**Directions for this task:**
What is needed is an exact copy of the line where "What's the underlying" appears plus every later line in the material.

[[ Data for the task, beginning ]]

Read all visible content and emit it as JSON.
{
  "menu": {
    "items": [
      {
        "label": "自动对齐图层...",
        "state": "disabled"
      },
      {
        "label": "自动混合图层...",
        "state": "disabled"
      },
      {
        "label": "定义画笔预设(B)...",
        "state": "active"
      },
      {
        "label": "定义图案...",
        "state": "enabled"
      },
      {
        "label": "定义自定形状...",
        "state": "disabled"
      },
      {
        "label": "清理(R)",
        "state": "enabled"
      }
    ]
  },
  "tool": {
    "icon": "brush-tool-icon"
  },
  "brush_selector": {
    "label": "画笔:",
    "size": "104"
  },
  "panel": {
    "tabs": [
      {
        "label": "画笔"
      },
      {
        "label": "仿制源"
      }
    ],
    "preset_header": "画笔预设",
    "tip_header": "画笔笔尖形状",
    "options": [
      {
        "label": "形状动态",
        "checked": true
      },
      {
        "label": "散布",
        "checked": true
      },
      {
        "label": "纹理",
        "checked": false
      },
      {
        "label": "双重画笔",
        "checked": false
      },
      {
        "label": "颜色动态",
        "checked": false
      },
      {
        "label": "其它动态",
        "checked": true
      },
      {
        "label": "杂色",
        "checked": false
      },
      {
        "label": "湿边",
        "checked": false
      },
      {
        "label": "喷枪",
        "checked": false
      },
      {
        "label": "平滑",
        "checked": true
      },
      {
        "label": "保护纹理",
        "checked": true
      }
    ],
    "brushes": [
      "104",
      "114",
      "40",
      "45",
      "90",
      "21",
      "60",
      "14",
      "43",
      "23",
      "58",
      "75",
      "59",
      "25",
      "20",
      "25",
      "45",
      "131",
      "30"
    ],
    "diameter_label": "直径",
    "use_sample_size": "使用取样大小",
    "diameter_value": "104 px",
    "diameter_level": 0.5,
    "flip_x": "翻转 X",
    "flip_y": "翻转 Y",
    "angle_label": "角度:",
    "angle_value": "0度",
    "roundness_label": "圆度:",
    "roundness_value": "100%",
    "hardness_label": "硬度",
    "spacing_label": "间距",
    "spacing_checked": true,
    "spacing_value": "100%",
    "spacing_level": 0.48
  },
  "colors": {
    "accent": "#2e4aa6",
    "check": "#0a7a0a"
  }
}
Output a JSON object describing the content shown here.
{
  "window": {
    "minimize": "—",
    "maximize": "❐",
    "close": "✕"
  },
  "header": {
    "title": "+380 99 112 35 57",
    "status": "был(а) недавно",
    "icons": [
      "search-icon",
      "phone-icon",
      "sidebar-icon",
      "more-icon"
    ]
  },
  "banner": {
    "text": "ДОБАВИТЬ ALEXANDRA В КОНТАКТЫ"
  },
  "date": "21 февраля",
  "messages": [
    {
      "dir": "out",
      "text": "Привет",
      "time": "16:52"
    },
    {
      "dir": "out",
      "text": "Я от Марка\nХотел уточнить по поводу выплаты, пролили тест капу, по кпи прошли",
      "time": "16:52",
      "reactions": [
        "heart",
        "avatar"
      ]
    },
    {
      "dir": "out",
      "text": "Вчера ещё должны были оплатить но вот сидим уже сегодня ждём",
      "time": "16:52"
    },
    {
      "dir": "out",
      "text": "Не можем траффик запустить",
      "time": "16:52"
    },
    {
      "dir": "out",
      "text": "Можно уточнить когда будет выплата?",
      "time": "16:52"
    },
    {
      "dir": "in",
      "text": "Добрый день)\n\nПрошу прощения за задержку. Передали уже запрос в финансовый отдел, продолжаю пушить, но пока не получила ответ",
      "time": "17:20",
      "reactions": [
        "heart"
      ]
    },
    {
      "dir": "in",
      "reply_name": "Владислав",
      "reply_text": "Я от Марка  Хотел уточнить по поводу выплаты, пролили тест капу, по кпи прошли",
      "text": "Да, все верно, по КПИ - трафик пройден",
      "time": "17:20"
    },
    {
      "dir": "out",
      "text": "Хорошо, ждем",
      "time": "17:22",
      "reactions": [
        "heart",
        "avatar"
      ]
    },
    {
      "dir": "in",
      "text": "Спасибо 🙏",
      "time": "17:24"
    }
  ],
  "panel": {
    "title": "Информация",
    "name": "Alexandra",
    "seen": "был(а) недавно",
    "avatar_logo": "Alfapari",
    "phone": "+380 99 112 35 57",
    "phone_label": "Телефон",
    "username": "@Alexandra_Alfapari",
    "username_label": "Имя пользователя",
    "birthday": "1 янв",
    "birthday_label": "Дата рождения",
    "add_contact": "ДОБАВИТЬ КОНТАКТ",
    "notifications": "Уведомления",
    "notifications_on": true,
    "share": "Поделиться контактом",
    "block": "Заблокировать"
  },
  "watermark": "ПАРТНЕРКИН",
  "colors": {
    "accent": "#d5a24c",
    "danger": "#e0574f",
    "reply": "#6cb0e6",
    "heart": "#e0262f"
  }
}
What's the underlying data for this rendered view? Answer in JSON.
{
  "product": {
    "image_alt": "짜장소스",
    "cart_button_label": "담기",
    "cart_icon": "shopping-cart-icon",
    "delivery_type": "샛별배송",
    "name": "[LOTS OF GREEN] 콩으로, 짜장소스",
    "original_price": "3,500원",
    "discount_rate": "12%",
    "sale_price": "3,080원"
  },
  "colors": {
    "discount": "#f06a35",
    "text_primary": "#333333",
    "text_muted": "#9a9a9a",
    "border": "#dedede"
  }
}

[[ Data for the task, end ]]

**Solution to this task:**
What's the underlying data for this rendered view? Answer in JSON.
{
  "product": {
    "image_alt": "짜장소스",
    "cart_button_label": "담기",
    "cart_icon": "shopping-cart-icon",
    "delivery_type": "샛별배송",
    "name": "[LOTS OF GREEN] 콩으로, 짜장소스",
    "original_price": "3,500원",
    "discount_rate": "12%",
    "sale_price": "3,080원"
  },
  "colors": {
    "discount": "#f06a35",
    "text_primary": "#333333",
    "text_muted": "#9a9a9a",
    "border": "#dedede"
  }
}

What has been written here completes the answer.